County commission candidates focus on business
Randy Pacheco is running against John Beckstead for the District 5 seat on the San Juan County Commission
Editor's note: The Daily Times is publishing stories over the span of three days that profile candidates running for local and state offices. We will focus only on contested races. Primary elections for New Mexico Republicans and Democrats will take place on June 7. Early voting ends June 4. Go to sjcclerk.net for a list of polling locations and hours. The winners of the primaries will compete in the general election on Nov. 8.
FARMINGTON — The two Republican candidates competing for the San Juan County Commission District 5 seat have similar platforms of promoting economic diversity and supporting small businesses.
Randy Pacheco, of Farmington, is running against Kirtland resident John Beckstead in the June 7 primary. The election should decide the race because there are no Democratic challengers registered to run in the Nov. 8 general election.

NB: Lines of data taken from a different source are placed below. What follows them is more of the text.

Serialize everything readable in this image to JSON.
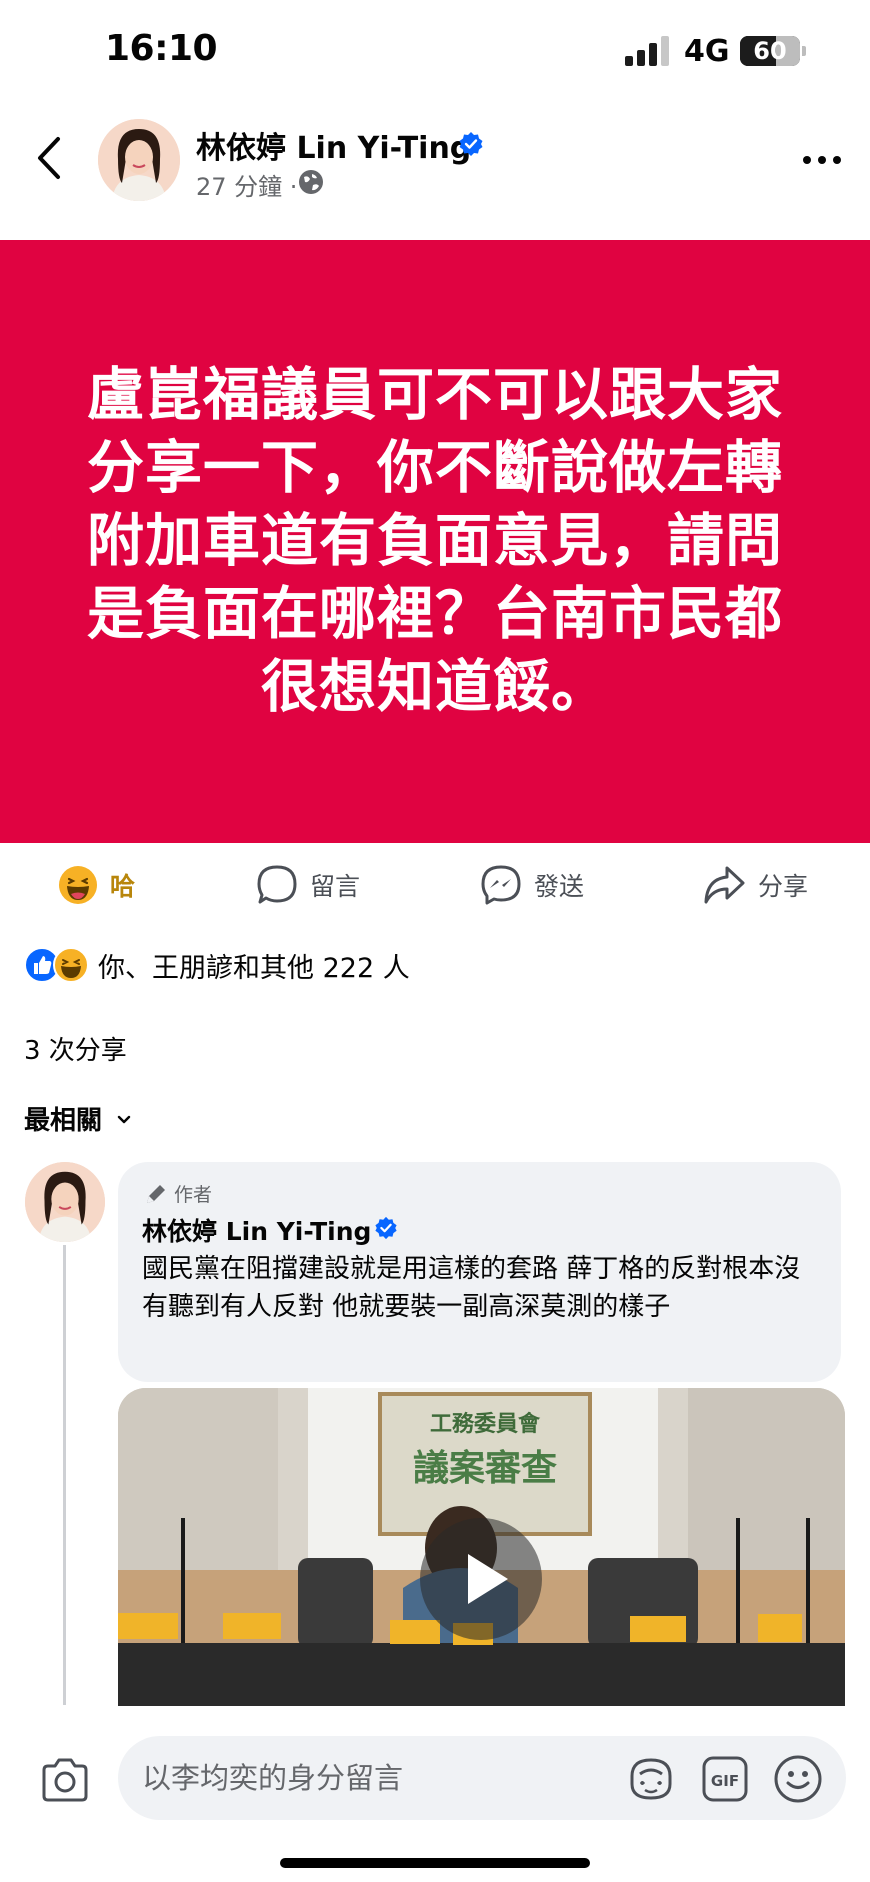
{
  "status_bar": {
    "time": "16:10",
    "network": "4G",
    "battery": "60",
    "battery_level": 0.6
  },
  "post": {
    "author": "林依婷 Lin Yi-Ting",
    "time": "27 分鐘 ·",
    "banner_text": "盧崑福議員可不可以跟大家\n分享一下，你不斷說做左轉\n附加車道有負面意見，請問\n是負面在哪裡？台南市民都\n很想知道餒。",
    "banner_color": "#e00341"
  },
  "actions": [
    {
      "label": "哈",
      "icon": "haha-emoji-icon"
    },
    {
      "label": "留言",
      "icon": "comment-bubble-icon"
    },
    {
      "label": "發送",
      "icon": "messenger-icon"
    },
    {
      "label": "分享",
      "icon": "share-arrow-icon"
    }
  ],
  "reactions_text": "你、王朋諺和其他 222 人",
  "shares_text": "3 次分享",
  "sort_label": "最相關",
  "comment": {
    "badge": "作者",
    "author": "林依婷 Lin Yi-Ting",
    "text": "國民黨在阻擋建設就是用這樣的套路 薛丁格的反對根本沒有聽到有人反對 他就要裝一副高深莫測的樣子"
  },
  "video": {
    "sign_line1": "工務委員會",
    "sign_line2": "議案審查"
  },
  "composer": {
    "placeholder": "以李均奕的身分留言",
    "gif_label": "GIF"
  },
  "colors": {
    "accent": "#0866ff",
    "haha": "#f7b125"
  }
}
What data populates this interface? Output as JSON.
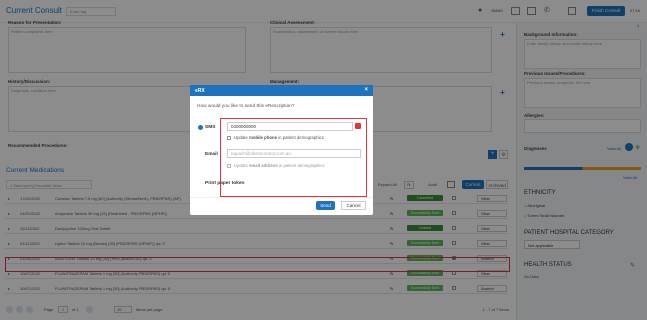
{
  "header": {
    "title": "Current Consult",
    "tag_placeholder": "Enter tag",
    "gmas_label": "GMAS",
    "finish_label": "Finish Consult",
    "time": "07:16"
  },
  "notes": {
    "presentation_label": "Reason for Presentation:",
    "presentation_placeholder": "Patient complaints here",
    "clinical_label": "Clinical Assessment:",
    "clinical_placeholder": "Examination, assessment of current issues here",
    "history_label": "History/Discussion:",
    "history_placeholder": "Diagnosis, condition here",
    "management_label": "Management:",
    "procedures_label": "Recommended Procedures:"
  },
  "medications": {
    "title": "Current Medications",
    "search_placeholder": "Start typing Favourite items",
    "expand_label": "Expand All",
    "audit_label": "Audit",
    "current_tab": "Current",
    "archived_tab": "Archived",
    "rows": [
      {
        "date": "17/02/2022",
        "name": "Constan Tablets 7.5 mg [60] (Authority (StreamNext)- PBS/RPBS) (AP)",
        "status": "Cancelled",
        "view": "View",
        "success": false
      },
      {
        "date": "24/01/2022",
        "name": "Anaprazin Tablets 30 mg [15] (Restricted - PBS/RPBS (NPHP))",
        "status": "Successfully Sent",
        "view": "View",
        "success": true
      },
      {
        "date": "11/11/2022",
        "name": "Doxycycline 100mg Oral Tablet",
        "status": "Ceased",
        "view": "View",
        "success": false
      },
      {
        "date": "01/11/2022",
        "name": "Lipitor Tablets 10 mg (Breast) [30] (PBS/RPBS (NP/NP)) qd: 5",
        "status": "Successfully Sent",
        "view": "View",
        "success": true
      },
      {
        "date": "01/09/2022",
        "name": "ADEFOVIR Tablets 10 mg [30] (PBS (active/100) qd: 5",
        "status": "Successfully Sent",
        "view": "Amend",
        "success": true
      },
      {
        "date": "10/07/2022",
        "name": "FLUNITRAZEPAM Tablets 1 mg [30] (Authority PBS/RPBS) qd: 5",
        "status": "Successfully Sent",
        "view": "View",
        "success": true
      },
      {
        "date": "10/07/2022",
        "name": "FLUNITRAZEPAM Tablets 1 mg [30] (Authority PBS/RPBS) qd: 5",
        "status": "Successfully Sent",
        "view": "Amend",
        "success": true
      }
    ],
    "pager": {
      "page_label": "Page",
      "page": "1",
      "of": "of 1",
      "per_page": "10",
      "items_label": "items per page",
      "summary": "1 - 7 of 7 items"
    }
  },
  "right_panel": {
    "background_label": "Background Information:",
    "background_placeholder": "Enter family history and social history here",
    "previous_label": "Previous Issues/Procedures:",
    "previous_placeholder": "Previous issues, surgeries, etc here",
    "allergies_label": "Allergies:",
    "diagnoses_label": "Diagnoses",
    "view_all": "View All",
    "ethnicity_label": "ETHNICITY",
    "ethnicity_options": [
      "Aboriginal",
      "Torres Strait Islander"
    ],
    "hospital_label": "PATIENT HOSPITAL CATEGORY",
    "hospital_value": "Not applicable",
    "health_label": "HEALTH STATUS",
    "health_value": "No Data"
  },
  "modal": {
    "title": "eRX",
    "question": "How would you like to send this eRescription?",
    "sms_label": "SMS",
    "phone_value": "0400000000",
    "update_mobile_pre": "Update ",
    "update_mobile_bold": "mobile phone",
    "update_mobile_post": " in patient demographics",
    "email_label": "Email",
    "email_placeholder": "nquach@directcontrol.com.au",
    "update_email_pre": "Update ",
    "update_email_bold": "email address",
    "update_email_post": " in patient demographics",
    "print_label": "Print paper token",
    "send_label": "Send",
    "cancel_label": "Cancel"
  },
  "colors": {
    "accent": "#1e73be",
    "success": "#5cb85c",
    "highlight": "#e3343a"
  }
}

Pacheco, 47, is the former dean of the School of Energy at San Juan College and currently works as general manager at A-Plus Well Service. He said his decision to enter politics was prompted by a desire to continue serving the community after leaving his post at the college.
While traveling door-to-door during the campaign, Pacheco said he heard constituents express concerns over the closure of units at the San Juan Generating Station and Four Corners Power Plant, as well as layoffs in the oil and gas industry. Pacheco said the county needs to focus on attracting new businesses to provide economic alternatives.
"It’s not stepping away from oil and gas," he said. "But we have some very smart people in the community who can take advantage of new industries."
Beckstead, 39, is an assistant district attorney with the San Juan County District Attorney's Office and has deep family roots in the region. He said his great-grandfather founded General Supply, a farm and ranch store, in 1932. Beckstead said growing up around family-run retail business in downtown Farmington provided him a unique perspective on the needs of the community.
"We’re getting a few new businesses in the area," he said. "But we need to make to make ourselves more friendly."
A major concern Beckstead said he has heard from constituents involves the recent implementation of Ordinance 95, which requires businesses that must register with the state to also register with the county. He said when the ordinance was adopted earlier this year, it gave many people the impression that the county was not business-friendly.
"I'm not sure yet if the concerns are well-founded," he said. "But I enjoy listening to people's opinions."
He said that if he's elected and the ordinance proves to hurt local businesses, he would consider taking action against it.
The race marks the first foray into politics for both candidates. Pacheco has self-financed most of his campaign — loaning himself $1,000 and receiving $600 in contributions from three individual donors, according to finance reports.
Beckstead has received about $4,300 in contributions, according to campaign finance reports. The largest donation was $500 from the Farmington-based law firm Titus & Murphy.
The candidates are running to represent District 5, which includes parts of Farmington, Kirtland and northern areas along the La Plata River. The position is currently held by Keith Johns, who is not seeking re-election.
Brett Berntsen covers government for The Daily Times. He can be reached at 505-564-4606.